## RECORD EXCERPTS
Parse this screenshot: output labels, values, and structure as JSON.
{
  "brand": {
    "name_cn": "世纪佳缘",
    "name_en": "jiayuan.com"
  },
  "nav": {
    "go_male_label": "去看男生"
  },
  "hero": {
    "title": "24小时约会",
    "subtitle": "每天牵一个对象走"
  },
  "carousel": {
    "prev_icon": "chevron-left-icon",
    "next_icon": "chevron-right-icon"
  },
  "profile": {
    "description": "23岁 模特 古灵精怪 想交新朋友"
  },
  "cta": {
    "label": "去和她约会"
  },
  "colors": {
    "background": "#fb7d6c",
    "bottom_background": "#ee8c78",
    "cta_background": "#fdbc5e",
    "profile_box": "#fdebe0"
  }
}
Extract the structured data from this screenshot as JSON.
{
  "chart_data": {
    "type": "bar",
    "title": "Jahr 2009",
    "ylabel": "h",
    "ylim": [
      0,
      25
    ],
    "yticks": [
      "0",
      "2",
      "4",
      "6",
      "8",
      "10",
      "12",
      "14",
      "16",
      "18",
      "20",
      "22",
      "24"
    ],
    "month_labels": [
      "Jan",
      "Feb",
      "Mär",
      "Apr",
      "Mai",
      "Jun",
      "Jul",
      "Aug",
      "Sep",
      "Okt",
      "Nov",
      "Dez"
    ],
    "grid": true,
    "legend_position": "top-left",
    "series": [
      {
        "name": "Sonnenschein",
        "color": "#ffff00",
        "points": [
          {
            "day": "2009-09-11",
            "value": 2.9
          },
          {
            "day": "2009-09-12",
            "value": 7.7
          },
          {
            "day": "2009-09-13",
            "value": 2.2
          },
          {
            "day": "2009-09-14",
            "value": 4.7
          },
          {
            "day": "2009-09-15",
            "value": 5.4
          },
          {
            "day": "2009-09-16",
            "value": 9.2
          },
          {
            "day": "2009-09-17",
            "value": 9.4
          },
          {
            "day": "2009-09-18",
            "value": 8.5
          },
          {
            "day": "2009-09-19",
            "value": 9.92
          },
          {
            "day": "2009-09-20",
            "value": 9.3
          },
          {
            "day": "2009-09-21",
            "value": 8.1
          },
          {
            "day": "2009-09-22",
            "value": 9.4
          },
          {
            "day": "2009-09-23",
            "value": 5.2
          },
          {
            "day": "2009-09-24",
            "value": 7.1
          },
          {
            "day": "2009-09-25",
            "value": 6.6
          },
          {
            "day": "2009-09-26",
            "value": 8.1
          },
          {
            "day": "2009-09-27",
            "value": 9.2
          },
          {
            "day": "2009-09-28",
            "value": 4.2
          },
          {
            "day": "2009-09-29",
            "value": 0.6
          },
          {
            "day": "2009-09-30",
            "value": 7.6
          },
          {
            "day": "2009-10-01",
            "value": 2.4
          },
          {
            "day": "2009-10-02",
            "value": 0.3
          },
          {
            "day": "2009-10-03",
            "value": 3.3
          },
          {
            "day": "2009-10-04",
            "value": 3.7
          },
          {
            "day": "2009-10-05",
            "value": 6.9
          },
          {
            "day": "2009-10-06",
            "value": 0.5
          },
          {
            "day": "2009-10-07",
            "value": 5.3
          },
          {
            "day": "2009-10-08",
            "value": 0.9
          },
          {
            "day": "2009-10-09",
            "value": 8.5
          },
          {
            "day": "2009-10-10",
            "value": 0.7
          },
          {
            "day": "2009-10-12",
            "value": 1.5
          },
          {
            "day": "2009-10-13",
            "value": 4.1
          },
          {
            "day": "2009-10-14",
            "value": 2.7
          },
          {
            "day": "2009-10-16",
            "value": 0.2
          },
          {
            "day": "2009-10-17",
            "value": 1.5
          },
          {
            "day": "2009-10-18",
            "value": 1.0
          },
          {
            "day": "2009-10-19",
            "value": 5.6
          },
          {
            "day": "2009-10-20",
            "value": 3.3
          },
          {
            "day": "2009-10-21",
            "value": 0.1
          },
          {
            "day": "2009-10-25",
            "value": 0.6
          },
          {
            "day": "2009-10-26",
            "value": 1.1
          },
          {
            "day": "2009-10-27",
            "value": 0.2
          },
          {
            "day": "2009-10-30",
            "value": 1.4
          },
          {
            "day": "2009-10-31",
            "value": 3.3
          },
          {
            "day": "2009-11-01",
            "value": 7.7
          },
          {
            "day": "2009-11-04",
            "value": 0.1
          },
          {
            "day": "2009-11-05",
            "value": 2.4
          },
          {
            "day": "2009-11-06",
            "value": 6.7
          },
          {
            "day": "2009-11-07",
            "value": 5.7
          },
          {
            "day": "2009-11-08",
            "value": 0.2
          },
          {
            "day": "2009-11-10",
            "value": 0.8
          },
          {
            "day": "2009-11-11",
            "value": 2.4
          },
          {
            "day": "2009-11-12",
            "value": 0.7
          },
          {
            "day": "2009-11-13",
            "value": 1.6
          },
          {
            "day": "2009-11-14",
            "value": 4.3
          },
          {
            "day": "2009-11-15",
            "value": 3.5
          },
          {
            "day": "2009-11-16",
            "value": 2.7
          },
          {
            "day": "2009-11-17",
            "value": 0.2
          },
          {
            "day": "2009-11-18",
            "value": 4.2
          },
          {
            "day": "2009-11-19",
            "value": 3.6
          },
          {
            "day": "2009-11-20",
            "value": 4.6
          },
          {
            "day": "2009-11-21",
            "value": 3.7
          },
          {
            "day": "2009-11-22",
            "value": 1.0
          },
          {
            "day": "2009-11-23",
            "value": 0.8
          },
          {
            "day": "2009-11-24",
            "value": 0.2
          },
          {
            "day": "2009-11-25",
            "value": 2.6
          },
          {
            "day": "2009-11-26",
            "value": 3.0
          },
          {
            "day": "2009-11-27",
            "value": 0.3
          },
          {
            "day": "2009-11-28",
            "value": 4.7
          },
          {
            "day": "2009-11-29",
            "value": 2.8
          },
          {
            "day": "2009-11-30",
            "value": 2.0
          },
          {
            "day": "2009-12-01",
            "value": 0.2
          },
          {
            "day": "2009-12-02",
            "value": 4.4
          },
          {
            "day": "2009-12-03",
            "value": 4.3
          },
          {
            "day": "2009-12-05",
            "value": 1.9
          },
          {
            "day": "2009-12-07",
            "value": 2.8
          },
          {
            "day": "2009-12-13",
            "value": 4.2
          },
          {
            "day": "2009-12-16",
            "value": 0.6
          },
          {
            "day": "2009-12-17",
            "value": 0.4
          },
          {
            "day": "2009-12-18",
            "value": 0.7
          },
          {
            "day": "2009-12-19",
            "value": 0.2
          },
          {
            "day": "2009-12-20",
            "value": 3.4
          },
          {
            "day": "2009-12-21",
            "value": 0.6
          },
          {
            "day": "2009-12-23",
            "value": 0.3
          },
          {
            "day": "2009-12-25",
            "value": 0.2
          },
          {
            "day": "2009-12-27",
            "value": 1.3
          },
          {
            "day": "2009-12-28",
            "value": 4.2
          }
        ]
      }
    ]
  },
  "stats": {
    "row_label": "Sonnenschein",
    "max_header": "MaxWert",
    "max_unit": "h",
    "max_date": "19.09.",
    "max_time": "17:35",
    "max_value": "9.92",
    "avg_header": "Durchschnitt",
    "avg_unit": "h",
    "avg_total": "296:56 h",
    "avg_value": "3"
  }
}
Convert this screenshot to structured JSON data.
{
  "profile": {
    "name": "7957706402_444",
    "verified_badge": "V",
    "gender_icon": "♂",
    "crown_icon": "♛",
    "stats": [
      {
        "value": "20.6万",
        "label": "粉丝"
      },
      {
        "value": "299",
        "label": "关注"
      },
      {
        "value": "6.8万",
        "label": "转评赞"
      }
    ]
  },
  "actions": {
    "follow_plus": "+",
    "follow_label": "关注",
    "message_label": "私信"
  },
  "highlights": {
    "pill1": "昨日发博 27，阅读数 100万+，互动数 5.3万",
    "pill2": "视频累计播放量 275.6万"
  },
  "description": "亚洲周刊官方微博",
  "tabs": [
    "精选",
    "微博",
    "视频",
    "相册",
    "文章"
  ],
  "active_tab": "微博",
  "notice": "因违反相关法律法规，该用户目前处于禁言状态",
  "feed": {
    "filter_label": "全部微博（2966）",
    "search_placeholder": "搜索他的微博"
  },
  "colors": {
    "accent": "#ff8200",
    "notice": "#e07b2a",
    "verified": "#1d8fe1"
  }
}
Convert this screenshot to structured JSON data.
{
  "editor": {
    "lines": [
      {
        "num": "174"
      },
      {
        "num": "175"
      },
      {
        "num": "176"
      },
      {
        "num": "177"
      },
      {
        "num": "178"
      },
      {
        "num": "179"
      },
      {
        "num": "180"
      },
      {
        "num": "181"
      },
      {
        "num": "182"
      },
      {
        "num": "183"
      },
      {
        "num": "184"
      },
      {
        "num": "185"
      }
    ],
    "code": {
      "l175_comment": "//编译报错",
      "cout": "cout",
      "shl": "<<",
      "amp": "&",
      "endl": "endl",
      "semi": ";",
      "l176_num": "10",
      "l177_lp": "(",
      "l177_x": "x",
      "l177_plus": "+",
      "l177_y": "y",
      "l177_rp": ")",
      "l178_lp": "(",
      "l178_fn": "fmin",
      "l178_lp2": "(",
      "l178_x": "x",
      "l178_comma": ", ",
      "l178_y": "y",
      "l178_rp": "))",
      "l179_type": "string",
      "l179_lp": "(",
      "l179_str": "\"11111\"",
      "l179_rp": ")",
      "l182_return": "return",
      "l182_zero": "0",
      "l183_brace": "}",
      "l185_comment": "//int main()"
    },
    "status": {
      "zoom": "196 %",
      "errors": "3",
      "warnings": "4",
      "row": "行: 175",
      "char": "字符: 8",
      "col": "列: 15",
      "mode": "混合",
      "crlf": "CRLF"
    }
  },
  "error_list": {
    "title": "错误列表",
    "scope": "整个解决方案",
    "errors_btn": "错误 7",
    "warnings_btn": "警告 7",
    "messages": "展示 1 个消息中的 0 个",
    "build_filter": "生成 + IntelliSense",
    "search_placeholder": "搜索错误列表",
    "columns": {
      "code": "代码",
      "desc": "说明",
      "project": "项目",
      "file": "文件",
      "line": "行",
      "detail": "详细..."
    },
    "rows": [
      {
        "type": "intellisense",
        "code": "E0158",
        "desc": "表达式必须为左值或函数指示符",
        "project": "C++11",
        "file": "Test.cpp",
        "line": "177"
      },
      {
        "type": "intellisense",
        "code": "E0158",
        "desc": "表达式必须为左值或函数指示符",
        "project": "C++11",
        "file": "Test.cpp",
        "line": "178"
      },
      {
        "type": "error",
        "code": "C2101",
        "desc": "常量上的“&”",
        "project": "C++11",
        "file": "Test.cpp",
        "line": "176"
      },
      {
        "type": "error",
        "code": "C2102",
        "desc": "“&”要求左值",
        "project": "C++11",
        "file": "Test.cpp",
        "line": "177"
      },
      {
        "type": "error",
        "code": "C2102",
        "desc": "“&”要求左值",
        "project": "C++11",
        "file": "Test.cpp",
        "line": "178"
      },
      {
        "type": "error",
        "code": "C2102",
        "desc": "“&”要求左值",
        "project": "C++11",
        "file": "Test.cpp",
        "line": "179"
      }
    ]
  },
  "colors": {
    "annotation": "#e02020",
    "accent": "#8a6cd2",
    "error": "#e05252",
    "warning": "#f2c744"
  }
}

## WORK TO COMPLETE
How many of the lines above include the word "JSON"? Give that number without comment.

## SOLUTION FOR THIS TASK
4